====== Raw data

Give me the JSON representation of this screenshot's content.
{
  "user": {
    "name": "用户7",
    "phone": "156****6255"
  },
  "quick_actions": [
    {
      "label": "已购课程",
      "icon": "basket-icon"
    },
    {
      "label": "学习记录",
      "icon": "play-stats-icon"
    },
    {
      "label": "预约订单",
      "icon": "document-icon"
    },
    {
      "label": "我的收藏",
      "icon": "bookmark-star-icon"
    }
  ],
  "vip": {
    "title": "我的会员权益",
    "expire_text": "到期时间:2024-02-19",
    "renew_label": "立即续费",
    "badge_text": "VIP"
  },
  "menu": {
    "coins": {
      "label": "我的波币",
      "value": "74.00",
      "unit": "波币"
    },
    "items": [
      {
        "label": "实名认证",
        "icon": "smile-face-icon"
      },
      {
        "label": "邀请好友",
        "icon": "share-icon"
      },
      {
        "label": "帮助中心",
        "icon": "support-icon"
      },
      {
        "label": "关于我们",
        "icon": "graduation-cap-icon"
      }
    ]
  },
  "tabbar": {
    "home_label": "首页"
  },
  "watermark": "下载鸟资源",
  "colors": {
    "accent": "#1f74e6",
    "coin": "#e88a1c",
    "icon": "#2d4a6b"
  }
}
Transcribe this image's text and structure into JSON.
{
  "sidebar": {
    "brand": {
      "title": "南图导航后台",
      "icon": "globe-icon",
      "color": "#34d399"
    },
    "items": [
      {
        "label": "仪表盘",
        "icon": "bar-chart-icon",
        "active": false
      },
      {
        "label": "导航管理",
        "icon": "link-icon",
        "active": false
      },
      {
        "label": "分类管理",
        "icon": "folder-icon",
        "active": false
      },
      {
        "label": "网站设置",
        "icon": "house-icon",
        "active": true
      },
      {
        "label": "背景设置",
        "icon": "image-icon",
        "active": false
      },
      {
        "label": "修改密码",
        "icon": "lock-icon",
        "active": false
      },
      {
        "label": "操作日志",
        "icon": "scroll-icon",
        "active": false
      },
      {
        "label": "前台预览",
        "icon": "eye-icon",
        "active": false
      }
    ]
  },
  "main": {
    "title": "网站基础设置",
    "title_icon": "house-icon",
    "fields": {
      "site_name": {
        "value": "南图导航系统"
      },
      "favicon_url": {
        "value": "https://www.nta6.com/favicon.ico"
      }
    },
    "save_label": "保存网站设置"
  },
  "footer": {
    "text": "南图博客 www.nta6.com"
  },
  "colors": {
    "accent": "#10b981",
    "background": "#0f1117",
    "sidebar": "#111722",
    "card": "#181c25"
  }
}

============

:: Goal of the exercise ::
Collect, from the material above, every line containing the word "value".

:: Task answer ::
      "value": "74.00",
        "value": "南图导航系统"
        "value": "https://www.nta6.com/favicon.ico"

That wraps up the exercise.